The Chief Justice has called for a major overhaul of civil legal aid amid growing demands for legal assistance in the area of housing and homelessness.
Mr Justice Frank Clarke's comments came as a legal advice charity revealed it assisted almost 1,400 individuals and families on issues relating to social housing and homelessness last year.
The country's most senior judge said a great number of the areas the Mercy Law Resource Centre (MLRC) was involved in did not come within the scope of the current legal aid system.
He also said income thresholds which people need to come under to qualify for civil legal aid were too low and needed to be higher.
"There are potentially people who are above those thresholds who cannot afford to litigate. I think also the scope of areas covered needs to be widened," said Mr Justice Clarke.
He said there were economic and moral arguments for the system of civil legal aid to be "broadened and deepened".
Mr Justice Clarke was speaking at the launch of MLRC's annual report in Dublin yesterday.

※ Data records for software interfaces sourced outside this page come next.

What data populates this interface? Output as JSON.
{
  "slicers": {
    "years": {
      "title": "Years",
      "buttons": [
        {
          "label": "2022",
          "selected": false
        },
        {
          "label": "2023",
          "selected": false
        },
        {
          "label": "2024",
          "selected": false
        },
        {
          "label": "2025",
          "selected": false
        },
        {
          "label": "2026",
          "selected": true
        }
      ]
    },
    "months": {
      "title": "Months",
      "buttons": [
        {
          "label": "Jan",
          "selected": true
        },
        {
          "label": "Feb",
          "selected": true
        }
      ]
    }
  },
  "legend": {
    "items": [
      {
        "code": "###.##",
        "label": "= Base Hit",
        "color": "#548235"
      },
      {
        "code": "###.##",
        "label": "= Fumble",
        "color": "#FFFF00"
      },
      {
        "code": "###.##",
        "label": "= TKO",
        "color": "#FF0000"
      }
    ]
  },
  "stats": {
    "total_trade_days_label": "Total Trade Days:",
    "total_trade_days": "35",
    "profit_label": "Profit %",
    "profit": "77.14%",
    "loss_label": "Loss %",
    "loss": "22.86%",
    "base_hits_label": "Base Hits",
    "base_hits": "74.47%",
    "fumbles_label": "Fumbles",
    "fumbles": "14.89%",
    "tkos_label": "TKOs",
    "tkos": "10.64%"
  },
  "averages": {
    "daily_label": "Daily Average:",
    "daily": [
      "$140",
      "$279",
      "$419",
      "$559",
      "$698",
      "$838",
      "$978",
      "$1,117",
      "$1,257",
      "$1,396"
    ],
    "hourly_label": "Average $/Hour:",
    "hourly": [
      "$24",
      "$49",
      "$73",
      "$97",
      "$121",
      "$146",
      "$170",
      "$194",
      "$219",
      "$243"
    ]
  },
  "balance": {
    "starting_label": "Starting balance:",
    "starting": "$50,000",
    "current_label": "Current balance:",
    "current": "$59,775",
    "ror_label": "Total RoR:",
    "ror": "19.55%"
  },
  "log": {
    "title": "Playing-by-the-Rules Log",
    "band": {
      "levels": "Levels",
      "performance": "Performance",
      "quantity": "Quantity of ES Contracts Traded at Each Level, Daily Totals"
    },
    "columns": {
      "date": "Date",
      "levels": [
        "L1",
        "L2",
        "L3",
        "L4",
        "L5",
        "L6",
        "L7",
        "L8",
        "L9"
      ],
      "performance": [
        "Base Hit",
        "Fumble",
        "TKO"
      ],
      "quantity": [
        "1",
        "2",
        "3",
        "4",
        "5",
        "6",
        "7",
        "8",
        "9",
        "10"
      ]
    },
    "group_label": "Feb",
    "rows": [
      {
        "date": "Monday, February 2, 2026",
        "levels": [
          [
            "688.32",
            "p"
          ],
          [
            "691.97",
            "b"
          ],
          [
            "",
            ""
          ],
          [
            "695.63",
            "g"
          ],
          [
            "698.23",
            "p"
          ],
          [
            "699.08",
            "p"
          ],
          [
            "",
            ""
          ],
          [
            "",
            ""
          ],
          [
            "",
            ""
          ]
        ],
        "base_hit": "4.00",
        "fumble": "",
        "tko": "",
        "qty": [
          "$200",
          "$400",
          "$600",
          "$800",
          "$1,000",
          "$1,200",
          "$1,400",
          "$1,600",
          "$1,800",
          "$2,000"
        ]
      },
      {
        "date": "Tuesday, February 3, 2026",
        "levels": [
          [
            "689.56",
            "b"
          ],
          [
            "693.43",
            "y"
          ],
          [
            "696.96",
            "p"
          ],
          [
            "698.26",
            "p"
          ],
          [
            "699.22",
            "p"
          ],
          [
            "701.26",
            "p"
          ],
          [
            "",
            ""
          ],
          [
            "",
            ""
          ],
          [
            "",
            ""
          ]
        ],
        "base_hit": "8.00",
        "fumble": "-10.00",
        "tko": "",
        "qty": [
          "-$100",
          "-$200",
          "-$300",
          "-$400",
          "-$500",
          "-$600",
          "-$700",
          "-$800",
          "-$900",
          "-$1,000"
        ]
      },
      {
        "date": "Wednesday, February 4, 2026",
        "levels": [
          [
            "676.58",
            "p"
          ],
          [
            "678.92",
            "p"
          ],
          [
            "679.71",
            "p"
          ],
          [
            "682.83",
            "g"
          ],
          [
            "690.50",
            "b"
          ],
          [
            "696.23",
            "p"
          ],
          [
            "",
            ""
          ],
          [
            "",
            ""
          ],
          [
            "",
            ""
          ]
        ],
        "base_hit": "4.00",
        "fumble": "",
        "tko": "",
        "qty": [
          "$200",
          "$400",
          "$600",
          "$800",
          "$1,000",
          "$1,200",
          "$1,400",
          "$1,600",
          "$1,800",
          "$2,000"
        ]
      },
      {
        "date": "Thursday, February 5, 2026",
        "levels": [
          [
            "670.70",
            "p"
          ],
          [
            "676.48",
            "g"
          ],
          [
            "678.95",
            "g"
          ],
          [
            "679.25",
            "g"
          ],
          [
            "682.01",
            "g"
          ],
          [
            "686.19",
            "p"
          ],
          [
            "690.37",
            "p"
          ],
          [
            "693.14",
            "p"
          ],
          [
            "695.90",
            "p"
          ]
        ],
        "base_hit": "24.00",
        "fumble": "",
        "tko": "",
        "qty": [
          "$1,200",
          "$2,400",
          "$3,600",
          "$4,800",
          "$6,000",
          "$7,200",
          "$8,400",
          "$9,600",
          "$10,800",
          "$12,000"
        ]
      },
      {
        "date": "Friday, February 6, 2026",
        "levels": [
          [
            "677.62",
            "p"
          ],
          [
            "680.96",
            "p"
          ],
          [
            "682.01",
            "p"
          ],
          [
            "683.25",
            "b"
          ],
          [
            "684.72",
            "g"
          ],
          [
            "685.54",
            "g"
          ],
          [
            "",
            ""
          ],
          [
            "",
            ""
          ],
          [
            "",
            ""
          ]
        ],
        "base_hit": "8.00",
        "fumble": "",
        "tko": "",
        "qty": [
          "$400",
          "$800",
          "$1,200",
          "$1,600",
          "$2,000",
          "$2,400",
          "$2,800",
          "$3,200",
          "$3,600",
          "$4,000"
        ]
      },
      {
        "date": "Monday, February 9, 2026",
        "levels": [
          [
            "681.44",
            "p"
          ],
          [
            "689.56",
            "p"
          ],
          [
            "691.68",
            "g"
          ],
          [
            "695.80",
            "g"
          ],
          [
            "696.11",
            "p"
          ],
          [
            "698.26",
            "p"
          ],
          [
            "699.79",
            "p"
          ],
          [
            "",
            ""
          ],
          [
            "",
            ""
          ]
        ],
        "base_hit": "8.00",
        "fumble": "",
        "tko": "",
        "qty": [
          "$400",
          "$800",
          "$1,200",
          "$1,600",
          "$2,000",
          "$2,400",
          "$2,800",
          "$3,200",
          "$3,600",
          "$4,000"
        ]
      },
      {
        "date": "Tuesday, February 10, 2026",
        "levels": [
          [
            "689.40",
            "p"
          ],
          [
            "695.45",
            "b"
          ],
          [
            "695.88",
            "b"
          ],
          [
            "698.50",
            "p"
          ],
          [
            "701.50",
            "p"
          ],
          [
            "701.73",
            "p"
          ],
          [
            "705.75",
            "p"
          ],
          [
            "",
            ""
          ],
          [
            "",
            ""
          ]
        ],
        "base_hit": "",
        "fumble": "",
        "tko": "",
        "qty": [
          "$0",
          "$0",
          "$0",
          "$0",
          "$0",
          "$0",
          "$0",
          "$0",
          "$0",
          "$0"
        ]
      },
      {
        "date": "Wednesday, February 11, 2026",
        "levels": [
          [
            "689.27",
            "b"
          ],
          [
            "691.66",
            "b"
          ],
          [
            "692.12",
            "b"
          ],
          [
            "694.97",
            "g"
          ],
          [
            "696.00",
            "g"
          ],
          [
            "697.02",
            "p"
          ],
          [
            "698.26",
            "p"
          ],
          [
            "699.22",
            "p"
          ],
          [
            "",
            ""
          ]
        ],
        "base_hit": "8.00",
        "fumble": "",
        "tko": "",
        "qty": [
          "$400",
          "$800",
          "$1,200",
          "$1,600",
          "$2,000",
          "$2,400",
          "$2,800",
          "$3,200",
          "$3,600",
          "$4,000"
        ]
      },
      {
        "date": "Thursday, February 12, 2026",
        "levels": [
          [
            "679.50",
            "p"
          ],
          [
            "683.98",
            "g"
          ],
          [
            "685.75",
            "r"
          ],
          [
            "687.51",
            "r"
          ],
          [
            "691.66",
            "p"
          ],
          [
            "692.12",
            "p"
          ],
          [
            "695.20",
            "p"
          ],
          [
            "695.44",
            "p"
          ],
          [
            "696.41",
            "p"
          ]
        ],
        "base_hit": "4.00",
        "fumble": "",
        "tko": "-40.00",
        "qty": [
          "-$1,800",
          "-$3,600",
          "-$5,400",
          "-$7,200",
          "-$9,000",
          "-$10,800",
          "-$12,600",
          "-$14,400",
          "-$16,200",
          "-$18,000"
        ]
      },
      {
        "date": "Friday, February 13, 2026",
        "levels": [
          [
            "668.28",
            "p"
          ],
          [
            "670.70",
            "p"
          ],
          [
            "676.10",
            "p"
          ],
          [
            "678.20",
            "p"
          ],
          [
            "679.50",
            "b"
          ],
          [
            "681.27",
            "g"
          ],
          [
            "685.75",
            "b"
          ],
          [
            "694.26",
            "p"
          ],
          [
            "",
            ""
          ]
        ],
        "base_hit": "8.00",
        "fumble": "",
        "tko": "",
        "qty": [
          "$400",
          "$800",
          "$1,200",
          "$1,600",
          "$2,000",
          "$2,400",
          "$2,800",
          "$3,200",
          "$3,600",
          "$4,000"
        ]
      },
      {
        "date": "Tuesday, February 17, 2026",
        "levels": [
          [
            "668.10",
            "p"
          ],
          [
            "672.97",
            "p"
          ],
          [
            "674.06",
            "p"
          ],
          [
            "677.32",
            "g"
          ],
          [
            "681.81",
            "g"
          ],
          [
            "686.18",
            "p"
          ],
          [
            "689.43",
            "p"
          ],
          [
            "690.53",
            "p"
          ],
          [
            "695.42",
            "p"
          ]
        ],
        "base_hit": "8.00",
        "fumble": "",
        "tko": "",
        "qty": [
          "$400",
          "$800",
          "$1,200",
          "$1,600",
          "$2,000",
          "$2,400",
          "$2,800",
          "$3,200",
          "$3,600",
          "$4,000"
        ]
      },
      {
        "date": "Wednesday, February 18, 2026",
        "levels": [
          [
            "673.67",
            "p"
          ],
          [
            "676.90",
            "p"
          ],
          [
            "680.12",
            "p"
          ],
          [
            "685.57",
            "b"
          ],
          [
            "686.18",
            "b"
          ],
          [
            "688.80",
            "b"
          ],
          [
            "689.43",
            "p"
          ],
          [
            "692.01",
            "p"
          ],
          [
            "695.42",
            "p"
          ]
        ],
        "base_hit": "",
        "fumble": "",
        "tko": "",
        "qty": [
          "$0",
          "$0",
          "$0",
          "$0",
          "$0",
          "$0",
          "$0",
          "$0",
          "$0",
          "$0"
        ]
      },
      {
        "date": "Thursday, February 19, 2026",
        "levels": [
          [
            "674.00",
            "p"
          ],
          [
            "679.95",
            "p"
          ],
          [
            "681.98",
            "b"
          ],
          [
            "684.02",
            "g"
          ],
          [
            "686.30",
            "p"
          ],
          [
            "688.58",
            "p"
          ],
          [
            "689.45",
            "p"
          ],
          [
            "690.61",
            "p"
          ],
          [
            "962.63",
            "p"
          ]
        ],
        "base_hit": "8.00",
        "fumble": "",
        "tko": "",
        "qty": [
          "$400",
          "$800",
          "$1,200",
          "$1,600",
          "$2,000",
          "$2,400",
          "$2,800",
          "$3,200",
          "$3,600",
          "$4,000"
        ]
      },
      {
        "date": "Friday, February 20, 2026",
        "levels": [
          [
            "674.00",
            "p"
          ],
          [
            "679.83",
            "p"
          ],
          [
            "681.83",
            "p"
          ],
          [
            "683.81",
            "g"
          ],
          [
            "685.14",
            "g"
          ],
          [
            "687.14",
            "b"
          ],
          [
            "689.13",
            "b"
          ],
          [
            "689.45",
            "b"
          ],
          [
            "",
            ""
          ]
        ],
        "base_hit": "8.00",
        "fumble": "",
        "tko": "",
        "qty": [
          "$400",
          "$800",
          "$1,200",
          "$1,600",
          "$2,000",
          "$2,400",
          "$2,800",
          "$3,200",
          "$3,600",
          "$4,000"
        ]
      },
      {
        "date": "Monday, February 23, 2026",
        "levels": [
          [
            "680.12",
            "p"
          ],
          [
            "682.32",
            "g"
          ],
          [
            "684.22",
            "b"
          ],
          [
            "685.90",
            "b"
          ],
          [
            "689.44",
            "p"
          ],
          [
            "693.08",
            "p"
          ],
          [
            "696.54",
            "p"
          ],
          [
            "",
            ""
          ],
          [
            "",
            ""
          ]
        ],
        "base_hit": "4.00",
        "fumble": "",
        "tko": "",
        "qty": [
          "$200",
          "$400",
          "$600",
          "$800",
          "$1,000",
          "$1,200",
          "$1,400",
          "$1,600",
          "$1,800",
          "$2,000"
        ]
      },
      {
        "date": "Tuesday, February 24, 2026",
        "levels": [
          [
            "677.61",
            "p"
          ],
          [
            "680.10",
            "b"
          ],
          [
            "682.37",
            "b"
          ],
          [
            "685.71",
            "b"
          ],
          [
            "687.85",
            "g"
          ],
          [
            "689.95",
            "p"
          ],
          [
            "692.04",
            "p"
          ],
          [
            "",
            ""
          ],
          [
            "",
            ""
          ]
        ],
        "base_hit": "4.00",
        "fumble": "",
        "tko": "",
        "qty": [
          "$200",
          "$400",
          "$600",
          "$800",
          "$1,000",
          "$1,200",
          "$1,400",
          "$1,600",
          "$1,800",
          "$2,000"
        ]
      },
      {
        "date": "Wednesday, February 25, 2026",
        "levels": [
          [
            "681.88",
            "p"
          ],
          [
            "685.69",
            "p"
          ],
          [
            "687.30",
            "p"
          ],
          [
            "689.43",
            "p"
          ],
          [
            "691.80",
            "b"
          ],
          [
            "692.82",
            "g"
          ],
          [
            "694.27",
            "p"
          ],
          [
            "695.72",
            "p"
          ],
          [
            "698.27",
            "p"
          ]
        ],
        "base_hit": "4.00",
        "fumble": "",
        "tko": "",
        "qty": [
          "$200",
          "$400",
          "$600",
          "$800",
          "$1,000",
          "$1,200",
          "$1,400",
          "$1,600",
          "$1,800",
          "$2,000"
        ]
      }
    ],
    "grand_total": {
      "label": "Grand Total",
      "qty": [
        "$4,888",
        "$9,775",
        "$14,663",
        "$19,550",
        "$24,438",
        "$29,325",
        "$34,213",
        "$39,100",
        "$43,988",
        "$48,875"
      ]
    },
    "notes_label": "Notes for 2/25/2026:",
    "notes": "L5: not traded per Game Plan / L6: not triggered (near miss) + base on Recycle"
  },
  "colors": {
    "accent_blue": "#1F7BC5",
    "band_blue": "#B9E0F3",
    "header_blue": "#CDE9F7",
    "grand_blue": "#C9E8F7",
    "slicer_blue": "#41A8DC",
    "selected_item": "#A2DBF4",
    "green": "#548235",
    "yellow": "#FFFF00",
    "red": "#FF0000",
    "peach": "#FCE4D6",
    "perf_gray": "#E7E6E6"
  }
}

According to the report, State legal aid was not available for the vast majority of legal issues arising in social housing and homelessness.
"The very limited legal assistance which is available is often limited to advice only, and is not always accessible to our clients," the report said.
The most common legal issues advised upon by the charity in 2018 included eviction and access to social housing, conditions in emergency accommodation, refusal of "homeless priority" status and conditions in council accommodation.